(Page and application data records)

•••••

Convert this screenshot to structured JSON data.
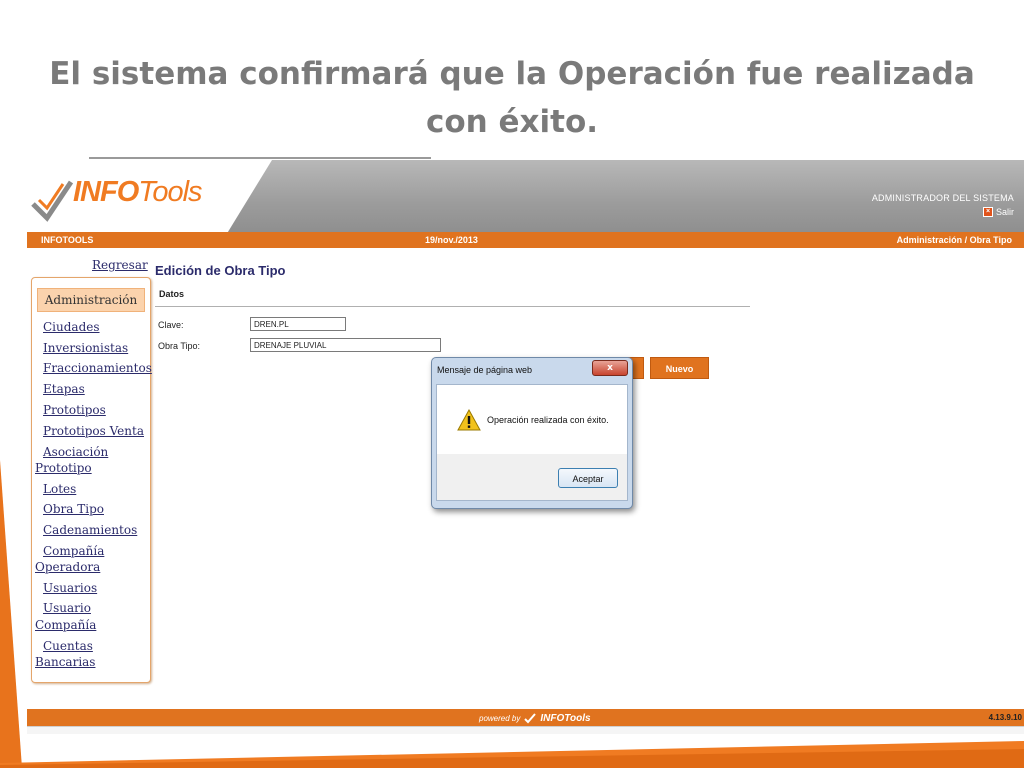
{
  "slide": {
    "title_line1": "El sistema confirmará que la Operación fue realizada",
    "title_line2": "con éxito."
  },
  "header": {
    "logo_info": "INFO",
    "logo_tools": "Tools",
    "admin_label": "ADMINISTRADOR DEL SISTEMA",
    "salir_label": "Salir"
  },
  "infobar": {
    "left": "INFOTOOLS",
    "date": "19/nov./2013",
    "breadcrumb": "Administración / Obra Tipo"
  },
  "sidebar": {
    "back_link": "Regresar",
    "heading": "Administración",
    "items": [
      {
        "label": "Ciudades"
      },
      {
        "label": "Inversionistas"
      },
      {
        "label": "Fraccionamientos"
      },
      {
        "label": "Etapas"
      },
      {
        "label": "Prototipos"
      },
      {
        "label": "Prototipos Venta"
      },
      {
        "label": "Asociación",
        "label2": "Prototipo"
      },
      {
        "label": "Lotes"
      },
      {
        "label": "Obra Tipo"
      },
      {
        "label": "Cadenamientos"
      },
      {
        "label": "Compañía",
        "label2": "Operadora"
      },
      {
        "label": "Usuarios"
      },
      {
        "label": "Usuario",
        "label2": "Compañía"
      },
      {
        "label": "Cuentas",
        "label2": "Bancarias"
      }
    ]
  },
  "form": {
    "title": "Edición de Obra Tipo",
    "section": "Datos",
    "clave_label": "Clave:",
    "clave_value": "DREN.PL",
    "obra_tipo_label": "Obra Tipo:",
    "obra_tipo_value": "DRENAJE PLUVIAL",
    "nuevo_button": "Nuevo"
  },
  "dialog": {
    "title": "Mensaje de página web",
    "message": "Operación realizada con éxito.",
    "ok_button": "Aceptar",
    "close_glyph": "x"
  },
  "footer": {
    "powered_by": "powered by",
    "brand_info": "INFO",
    "brand_tools": "Tools",
    "version": "4.13.9.10"
  },
  "colors": {
    "accent": "#e0731f",
    "title_gray": "#7a7a7a",
    "link": "#2b2b6b"
  }
}
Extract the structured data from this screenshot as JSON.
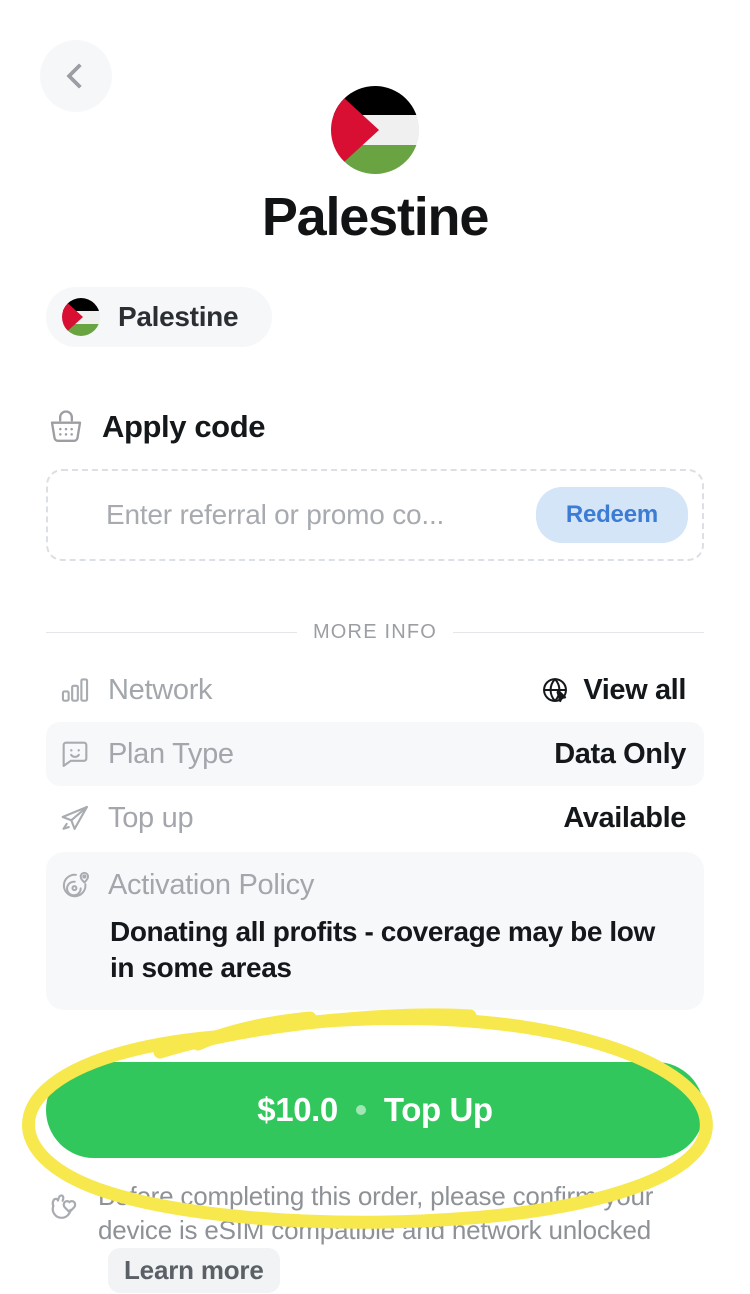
{
  "header": {
    "back_label": "Back",
    "back_icon": "chevron-left-icon",
    "title": "Palestine",
    "flag_icon": "palestine-flag-icon"
  },
  "country_chip": {
    "label": "Palestine",
    "flag_icon": "palestine-flag-icon"
  },
  "apply_code": {
    "title": "Apply code",
    "icon": "basket-icon",
    "input_value": "",
    "placeholder": "Enter referral or promo co...",
    "redeem_label": "Redeem"
  },
  "more_info": {
    "divider_label": "MORE INFO",
    "rows": [
      {
        "label": "Network",
        "icon": "signal-bars-icon",
        "value": "View all",
        "value_icon": "globe-search-icon",
        "shaded": false
      },
      {
        "label": "Plan Type",
        "icon": "chat-smiley-icon",
        "value": "Data Only",
        "value_icon": "",
        "shaded": true
      },
      {
        "label": "Top up",
        "icon": "paper-plane-icon",
        "value": "Available",
        "value_icon": "",
        "shaded": false
      }
    ],
    "policy": {
      "label": "Activation Policy",
      "icon": "radar-pin-icon",
      "text": "Donating all profits - coverage may be low in some areas"
    }
  },
  "cta": {
    "price": "$10.0",
    "action": "Top Up",
    "separator": "•",
    "color": "#32c75c"
  },
  "footer_note": {
    "icon": "hand-heart-icon",
    "text": "Before completing this order, please confirm your device is eSIM compatible and network unlocked",
    "learn_more_label": "Learn more"
  },
  "annotation": {
    "type": "hand-drawn-ellipse-highlight",
    "color": "#f7e84e",
    "target": "cta"
  },
  "colors": {
    "accent_green": "#32c75c",
    "redeem_bg": "#d3e5f7",
    "redeem_text": "#3d7cd4",
    "muted_text": "#a3a7ac",
    "flag_red": "#d80f33",
    "flag_green": "#6aa342",
    "flag_black": "#000000",
    "flag_white": "#f0f0f0",
    "highlight_yellow": "#f7e84e"
  }
}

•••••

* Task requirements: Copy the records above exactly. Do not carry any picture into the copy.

* Written solution:
Convert this screenshot to structured JSON data.
{
  "slide": {
    "title_line1": "El sistema confirmará que la Operación fue realizada",
    "title_line2": "con éxito."
  },
  "header": {
    "logo_info": "INFO",
    "logo_tools": "Tools",
    "admin_label": "ADMINISTRADOR DEL SISTEMA",
    "salir_label": "Salir"
  },
  "infobar": {
    "left": "INFOTOOLS",
    "date": "19/nov./2013",
    "breadcrumb": "Administración / Obra Tipo"
  },
  "sidebar": {
    "back_link": "Regresar",
    "heading": "Administración",
    "items": [
      {
        "label": "Ciudades"
      },
      {
        "label": "Inversionistas"
      },
      {
        "label": "Fraccionamientos"
      },
      {
        "label": "Etapas"
      },
      {
        "label": "Prototipos"
      },
      {
        "label": "Prototipos Venta"
      },
      {
        "label": "Asociación",
        "label2": "Prototipo"
      },
      {
        "label": "Lotes"
      },
      {
        "label": "Obra Tipo"
      },
      {
        "label": "Cadenamientos"
      },
      {
        "label": "Compañía",
        "label2": "Operadora"
      },
      {
        "label": "Usuarios"
      },
      {
        "label": "Usuario",
        "label2": "Compañía"
      },
      {
        "label": "Cuentas",
        "label2": "Bancarias"
      }
    ]
  },
  "form": {
    "title": "Edición de Obra Tipo",
    "section": "Datos",
    "clave_label": "Clave:",
    "clave_value": "DREN.PL",
    "obra_tipo_label": "Obra Tipo:",
    "obra_tipo_value": "DRENAJE PLUVIAL",
    "nuevo_button": "Nuevo"
  },
  "dialog": {
    "title": "Mensaje de página web",
    "message": "Operación realizada con éxito.",
    "ok_button": "Aceptar",
    "close_glyph": "x"
  },
  "footer": {
    "powered_by": "powered by",
    "brand_info": "INFO",
    "brand_tools": "Tools",
    "version": "4.13.9.10"
  },
  "colors": {
    "accent": "#e0731f",
    "title_gray": "#7a7a7a",
    "link": "#2b2b6b"
  }
}
Extract the structured data from this screenshot as JSON.
{
  "header": {
    "back_label": "Back",
    "back_icon": "chevron-left-icon",
    "title": "Palestine",
    "flag_icon": "palestine-flag-icon"
  },
  "country_chip": {
    "label": "Palestine",
    "flag_icon": "palestine-flag-icon"
  },
  "apply_code": {
    "title": "Apply code",
    "icon": "basket-icon",
    "input_value": "",
    "placeholder": "Enter referral or promo co...",
    "redeem_label": "Redeem"
  },
  "more_info": {
    "divider_label": "MORE INFO",
    "rows": [
      {
        "label": "Network",
        "icon": "signal-bars-icon",
        "value": "View all",
        "value_icon": "globe-search-icon",
        "shaded": false
      },
      {
        "label": "Plan Type",
        "icon": "chat-smiley-icon",
        "value": "Data Only",
        "value_icon": "",
        "shaded": true
      },
      {
        "label": "Top up",
        "icon": "paper-plane-icon",
        "value": "Available",
        "value_icon": "",
        "shaded": false
      }
    ],
    "policy": {
      "label": "Activation Policy",
      "icon": "radar-pin-icon",
      "text": "Donating all profits - coverage may be low in some areas"
    }
  },
  "cta": {
    "price": "$10.0",
    "action": "Top Up",
    "separator": "•",
    "color": "#32c75c"
  },
  "footer_note": {
    "icon": "hand-heart-icon",
    "text": "Before completing this order, please confirm your device is eSIM compatible and network unlocked",
    "learn_more_label": "Learn more"
  },
  "annotation": {
    "type": "hand-drawn-ellipse-highlight",
    "color": "#f7e84e",
    "target": "cta"
  },
  "colors": {
    "accent_green": "#32c75c",
    "redeem_bg": "#d3e5f7",
    "redeem_text": "#3d7cd4",
    "muted_text": "#a3a7ac",
    "flag_red": "#d80f33",
    "flag_green": "#6aa342",
    "flag_black": "#000000",
    "flag_white": "#f0f0f0",
    "highlight_yellow": "#f7e84e"
  }
}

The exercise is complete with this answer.